Copy every line below. Do not alter any of them.

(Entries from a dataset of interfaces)
════════
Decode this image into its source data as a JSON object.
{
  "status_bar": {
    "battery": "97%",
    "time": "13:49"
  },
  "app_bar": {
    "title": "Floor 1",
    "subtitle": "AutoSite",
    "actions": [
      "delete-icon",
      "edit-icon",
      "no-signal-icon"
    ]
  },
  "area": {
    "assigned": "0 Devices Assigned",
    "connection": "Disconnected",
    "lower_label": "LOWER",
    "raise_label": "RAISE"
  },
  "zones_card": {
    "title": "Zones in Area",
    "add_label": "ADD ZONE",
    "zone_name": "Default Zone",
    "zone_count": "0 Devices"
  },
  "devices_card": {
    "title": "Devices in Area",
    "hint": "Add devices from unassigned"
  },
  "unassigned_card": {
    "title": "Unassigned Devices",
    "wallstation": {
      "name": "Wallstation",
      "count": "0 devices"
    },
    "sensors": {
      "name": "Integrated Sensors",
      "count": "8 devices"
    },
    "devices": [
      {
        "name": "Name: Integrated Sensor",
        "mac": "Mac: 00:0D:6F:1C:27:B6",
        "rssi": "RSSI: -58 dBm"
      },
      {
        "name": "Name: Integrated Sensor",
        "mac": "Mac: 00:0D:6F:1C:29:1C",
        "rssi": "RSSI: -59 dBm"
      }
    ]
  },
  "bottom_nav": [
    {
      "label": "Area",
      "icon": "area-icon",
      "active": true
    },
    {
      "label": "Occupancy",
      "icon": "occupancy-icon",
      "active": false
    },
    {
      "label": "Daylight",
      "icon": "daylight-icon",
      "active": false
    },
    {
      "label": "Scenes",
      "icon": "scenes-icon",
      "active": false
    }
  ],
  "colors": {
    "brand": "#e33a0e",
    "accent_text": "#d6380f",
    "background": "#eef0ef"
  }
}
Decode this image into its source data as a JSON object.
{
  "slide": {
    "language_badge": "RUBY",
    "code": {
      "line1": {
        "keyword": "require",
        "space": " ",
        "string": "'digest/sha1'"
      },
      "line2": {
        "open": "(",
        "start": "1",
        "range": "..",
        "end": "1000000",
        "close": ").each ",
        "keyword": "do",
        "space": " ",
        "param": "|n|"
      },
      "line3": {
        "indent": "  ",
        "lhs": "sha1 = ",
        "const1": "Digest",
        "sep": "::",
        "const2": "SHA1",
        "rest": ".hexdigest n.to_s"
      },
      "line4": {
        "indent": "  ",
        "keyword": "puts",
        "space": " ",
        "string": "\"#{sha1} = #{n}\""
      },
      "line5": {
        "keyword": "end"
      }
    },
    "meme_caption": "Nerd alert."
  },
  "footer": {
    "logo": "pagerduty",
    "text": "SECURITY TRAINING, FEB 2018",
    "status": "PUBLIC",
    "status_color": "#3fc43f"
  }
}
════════
**RESPONSE AREA**
Decode this image into its source data as a JSON object.
{
  "status_bar": {
    "battery": "97%",
    "time": "13:49"
  },
  "app_bar": {
    "title": "Floor 1",
    "subtitle": "AutoSite",
    "actions": [
      "delete-icon",
      "edit-icon",
      "no-signal-icon"
    ]
  },
  "area": {
    "assigned": "0 Devices Assigned",
    "connection": "Disconnected",
    "lower_label": "LOWER",
    "raise_label": "RAISE"
  },
  "zones_card": {
    "title": "Zones in Area",
    "add_label": "ADD ZONE",
    "zone_name": "Default Zone",
    "zone_count": "0 Devices"
  },
  "devices_card": {
    "title": "Devices in Area",
    "hint": "Add devices from unassigned"
  },
  "unassigned_card": {
    "title": "Unassigned Devices",
    "wallstation": {
      "name": "Wallstation",
      "count": "0 devices"
    },
    "sensors": {
      "name": "Integrated Sensors",
      "count": "8 devices"
    },
    "devices": [
      {
        "name": "Name: Integrated Sensor",
        "mac": "Mac: 00:0D:6F:1C:27:B6",
        "rssi": "RSSI: -58 dBm"
      },
      {
        "name": "Name: Integrated Sensor",
        "mac": "Mac: 00:0D:6F:1C:29:1C",
        "rssi": "RSSI: -59 dBm"
      }
    ]
  },
  "bottom_nav": [
    {
      "label": "Area",
      "icon": "area-icon",
      "active": true
    },
    {
      "label": "Occupancy",
      "icon": "occupancy-icon",
      "active": false
    },
    {
      "label": "Daylight",
      "icon": "daylight-icon",
      "active": false
    },
    {
      "label": "Scenes",
      "icon": "scenes-icon",
      "active": false
    }
  ],
  "colors": {
    "brand": "#e33a0e",
    "accent_text": "#d6380f",
    "background": "#eef0ef"
  }
}
Decode this image into its source data as a JSON object.
{
  "slide": {
    "language_badge": "RUBY",
    "code": {
      "line1": {
        "keyword": "require",
        "space": " ",
        "string": "'digest/sha1'"
      },
      "line2": {
        "open": "(",
        "start": "1",
        "range": "..",
        "end": "1000000",
        "close": ").each ",
        "keyword": "do",
        "space": " ",
        "param": "|n|"
      },
      "line3": {
        "indent": "  ",
        "lhs": "sha1 = ",
        "const1": "Digest",
        "sep": "::",
        "const2": "SHA1",
        "rest": ".hexdigest n.to_s"
      },
      "line4": {
        "indent": "  ",
        "keyword": "puts",
        "space": " ",
        "string": "\"#{sha1} = #{n}\""
      },
      "line5": {
        "keyword": "end"
      }
    },
    "meme_caption": "Nerd alert."
  },
  "footer": {
    "logo": "pagerduty",
    "text": "SECURITY TRAINING, FEB 2018",
    "status": "PUBLIC",
    "status_color": "#3fc43f"
  }
}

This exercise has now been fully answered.